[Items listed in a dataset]
□ □ □ □

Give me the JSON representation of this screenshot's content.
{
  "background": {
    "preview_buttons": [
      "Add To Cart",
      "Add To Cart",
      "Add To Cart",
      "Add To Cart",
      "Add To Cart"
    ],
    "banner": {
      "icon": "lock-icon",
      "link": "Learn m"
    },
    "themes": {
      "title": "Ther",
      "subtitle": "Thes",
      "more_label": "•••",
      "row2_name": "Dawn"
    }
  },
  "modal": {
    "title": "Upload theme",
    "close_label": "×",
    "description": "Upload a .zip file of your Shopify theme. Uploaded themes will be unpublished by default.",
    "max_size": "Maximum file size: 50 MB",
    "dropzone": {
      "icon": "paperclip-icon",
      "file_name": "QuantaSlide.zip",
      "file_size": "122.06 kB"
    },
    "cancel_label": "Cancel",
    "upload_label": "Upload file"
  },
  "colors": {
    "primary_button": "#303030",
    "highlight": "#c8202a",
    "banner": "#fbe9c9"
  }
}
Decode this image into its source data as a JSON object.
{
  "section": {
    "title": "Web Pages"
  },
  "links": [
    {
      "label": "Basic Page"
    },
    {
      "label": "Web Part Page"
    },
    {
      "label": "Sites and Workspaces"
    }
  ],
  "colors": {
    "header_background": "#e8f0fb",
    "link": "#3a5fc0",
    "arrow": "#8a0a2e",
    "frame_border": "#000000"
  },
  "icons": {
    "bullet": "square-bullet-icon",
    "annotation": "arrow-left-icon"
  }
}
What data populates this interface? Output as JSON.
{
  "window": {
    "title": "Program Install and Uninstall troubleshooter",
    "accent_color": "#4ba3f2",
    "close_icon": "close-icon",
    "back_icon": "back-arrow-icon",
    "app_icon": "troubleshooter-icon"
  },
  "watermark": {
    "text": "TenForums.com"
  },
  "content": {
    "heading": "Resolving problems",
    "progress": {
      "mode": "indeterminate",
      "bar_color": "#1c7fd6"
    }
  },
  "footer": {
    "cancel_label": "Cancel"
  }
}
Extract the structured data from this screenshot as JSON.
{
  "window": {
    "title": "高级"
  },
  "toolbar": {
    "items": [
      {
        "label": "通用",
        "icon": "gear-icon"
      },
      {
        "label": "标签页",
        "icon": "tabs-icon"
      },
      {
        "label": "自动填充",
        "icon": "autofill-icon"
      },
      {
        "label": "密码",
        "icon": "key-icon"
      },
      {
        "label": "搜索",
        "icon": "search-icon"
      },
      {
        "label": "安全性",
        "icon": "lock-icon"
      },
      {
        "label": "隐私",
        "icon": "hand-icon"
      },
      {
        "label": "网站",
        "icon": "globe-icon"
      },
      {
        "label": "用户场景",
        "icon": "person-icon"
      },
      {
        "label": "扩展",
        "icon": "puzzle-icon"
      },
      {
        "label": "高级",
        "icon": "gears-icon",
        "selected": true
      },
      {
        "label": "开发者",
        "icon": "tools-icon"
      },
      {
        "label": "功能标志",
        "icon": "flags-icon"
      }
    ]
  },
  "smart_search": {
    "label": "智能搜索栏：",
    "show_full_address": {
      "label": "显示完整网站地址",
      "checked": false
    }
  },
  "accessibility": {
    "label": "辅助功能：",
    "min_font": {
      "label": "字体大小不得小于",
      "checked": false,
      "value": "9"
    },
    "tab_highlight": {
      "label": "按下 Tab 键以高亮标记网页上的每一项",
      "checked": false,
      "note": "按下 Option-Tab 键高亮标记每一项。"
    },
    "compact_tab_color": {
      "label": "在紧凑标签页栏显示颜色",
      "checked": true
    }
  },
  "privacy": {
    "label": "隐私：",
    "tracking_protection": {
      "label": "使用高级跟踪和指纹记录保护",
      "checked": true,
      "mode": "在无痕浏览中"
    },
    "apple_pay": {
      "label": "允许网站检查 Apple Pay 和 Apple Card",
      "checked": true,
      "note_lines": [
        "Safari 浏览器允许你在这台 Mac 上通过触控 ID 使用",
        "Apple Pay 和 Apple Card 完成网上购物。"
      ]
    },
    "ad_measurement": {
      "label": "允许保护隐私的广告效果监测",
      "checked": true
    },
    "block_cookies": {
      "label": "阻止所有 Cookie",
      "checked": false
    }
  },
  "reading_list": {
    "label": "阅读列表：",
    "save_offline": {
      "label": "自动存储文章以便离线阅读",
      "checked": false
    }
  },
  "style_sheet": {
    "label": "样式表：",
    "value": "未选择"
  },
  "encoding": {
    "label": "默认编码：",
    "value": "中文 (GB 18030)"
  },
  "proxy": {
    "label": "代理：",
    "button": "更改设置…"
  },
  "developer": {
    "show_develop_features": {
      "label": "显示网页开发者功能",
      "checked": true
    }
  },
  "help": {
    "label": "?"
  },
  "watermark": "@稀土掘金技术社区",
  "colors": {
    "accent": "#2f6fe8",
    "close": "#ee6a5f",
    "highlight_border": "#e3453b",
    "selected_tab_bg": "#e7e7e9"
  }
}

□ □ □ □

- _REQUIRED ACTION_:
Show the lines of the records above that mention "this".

- _RESPONSE_:
Give me the JSON representation of this screenshot's content.
Decode this image into its source data as a JSON object.
What data populates this interface? Output as JSON.
Extract the structured data from this screenshot as JSON.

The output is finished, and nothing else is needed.